Equity Bank Holdings Ltd recorded a 14 per cent decline in net profit for the three months to March 31, as a result of increased loan loss provisioning to cushion businesses against uncertainties caused by the Covid-19 pandemic.
The Nairobi Securities Exchange-listed lender saw its profit after tax fall to Ksh5.28 billion ($52.8 million) from Ksh6.15 billion ($61.5 million). The management took a conservative approach to surviving the economic downturn by increasing loan loss provision by Ksh3.11 billion ($31.1 million) from Ksh409.89 million ($4.09 million) in the same period last year.
Equity’s regional subsidiaries in Uganda, Tanzania, Rwanda, South Sudan and the Democratic Republic of Congo accounted for a combined 26 per cent of the group’s bottom line, compared with 17 per cent in the same period last year.
The Covid-19 pandemic has hit global economies, paralysing economic activities and pushing households into financial distress.
“The global Covid-19 pandemic has mutated into a global economic crisis, occasioned by a sudden standstill of economic activity as a result of the global lockdown.
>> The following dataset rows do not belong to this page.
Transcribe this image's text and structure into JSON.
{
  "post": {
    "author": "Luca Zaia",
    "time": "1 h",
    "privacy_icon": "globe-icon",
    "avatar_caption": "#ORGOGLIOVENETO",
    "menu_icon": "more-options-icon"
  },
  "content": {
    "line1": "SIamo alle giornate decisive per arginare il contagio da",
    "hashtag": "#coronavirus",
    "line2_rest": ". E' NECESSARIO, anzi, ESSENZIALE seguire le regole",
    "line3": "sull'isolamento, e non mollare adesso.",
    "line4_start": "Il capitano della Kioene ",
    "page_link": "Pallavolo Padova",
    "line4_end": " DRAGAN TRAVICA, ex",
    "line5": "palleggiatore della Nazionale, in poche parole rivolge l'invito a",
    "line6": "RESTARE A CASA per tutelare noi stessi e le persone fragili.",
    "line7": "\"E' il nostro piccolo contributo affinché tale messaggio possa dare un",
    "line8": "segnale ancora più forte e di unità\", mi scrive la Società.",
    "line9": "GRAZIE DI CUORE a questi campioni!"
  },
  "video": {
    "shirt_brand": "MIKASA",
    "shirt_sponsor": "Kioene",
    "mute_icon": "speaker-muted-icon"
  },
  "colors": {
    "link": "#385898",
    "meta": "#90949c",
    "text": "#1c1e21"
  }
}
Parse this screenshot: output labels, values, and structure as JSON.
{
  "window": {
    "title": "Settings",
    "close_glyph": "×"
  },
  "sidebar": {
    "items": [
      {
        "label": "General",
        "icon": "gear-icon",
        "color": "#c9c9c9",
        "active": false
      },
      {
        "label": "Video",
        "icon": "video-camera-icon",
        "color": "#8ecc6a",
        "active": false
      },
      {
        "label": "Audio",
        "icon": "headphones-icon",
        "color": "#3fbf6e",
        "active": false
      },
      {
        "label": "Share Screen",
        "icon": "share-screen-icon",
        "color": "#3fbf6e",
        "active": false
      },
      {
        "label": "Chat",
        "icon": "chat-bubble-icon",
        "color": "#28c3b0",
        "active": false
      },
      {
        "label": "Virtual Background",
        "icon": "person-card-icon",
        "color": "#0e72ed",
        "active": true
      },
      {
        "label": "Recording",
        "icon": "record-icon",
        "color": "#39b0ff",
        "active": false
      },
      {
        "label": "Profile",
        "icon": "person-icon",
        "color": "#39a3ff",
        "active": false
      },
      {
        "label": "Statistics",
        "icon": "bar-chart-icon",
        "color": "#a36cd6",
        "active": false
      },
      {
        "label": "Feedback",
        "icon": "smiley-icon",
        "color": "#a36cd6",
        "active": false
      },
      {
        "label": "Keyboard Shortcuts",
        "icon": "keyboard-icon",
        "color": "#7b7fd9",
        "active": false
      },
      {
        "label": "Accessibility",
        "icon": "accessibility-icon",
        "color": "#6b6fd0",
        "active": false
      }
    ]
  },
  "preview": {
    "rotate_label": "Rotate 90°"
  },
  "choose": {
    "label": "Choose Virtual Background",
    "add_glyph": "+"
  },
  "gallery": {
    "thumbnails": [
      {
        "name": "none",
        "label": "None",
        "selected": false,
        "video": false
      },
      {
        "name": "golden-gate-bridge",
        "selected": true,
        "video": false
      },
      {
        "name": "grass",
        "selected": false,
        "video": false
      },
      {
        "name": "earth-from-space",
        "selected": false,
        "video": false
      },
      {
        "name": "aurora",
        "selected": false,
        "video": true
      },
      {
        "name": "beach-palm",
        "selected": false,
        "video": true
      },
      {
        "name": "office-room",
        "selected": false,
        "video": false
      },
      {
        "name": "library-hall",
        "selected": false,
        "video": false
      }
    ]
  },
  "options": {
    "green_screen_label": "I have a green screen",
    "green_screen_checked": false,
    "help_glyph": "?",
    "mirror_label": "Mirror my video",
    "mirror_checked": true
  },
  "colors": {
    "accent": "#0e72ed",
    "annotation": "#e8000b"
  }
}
This has introduced unprecedented uncertainty within the global financial systems prompting us to adopt a conservative approach, fortifying our balance sheet and assuring ample liquidity to support our customers,” said Equity Group chief executive James Mwangi.
According to Mr Mwangi, the Group’s business model of high-volume low margins with non-funded income contributing 42 per cent of total revenues and a low cost of funding enables the bank to navigate a period of compressed interest margins on loans and advances and other interest earning assets.
The group’s total income grew 13 per cent to Ksh19.85 billion ($198.5 million) from Ksh17.61 billion ($176.1 million), with regional subsidiaries’ combined contribution to total revenues increasing to 30 per cent from 28 per cent in the same period last year.
According to the group’s unaudited financial statements released last week, total interest income grew 14 per cent to Ksh15.42 billion ($154.2 million) from Ksh13.49 billion ($134.9 million) and total non-funded income increased 16 per cent to Ksh8.31 billion ($83.1 million) from Ksh7.18 billion ($71.8 million) in the same period.
Forex trading income grew by 34 per cent to Ksh1.1 billion ($11 million) from Ksh815 million ($8.15 million). Diaspora remittances commissions grew by 22 per cent to Ksh234 million ($2.34 million) from Ksh192 million ($1.92 million) and merchant banking commission grew by 11 per cent to Ksh582 million ($5.82 million) from Ksh523 million ($5.23 million) in the same period.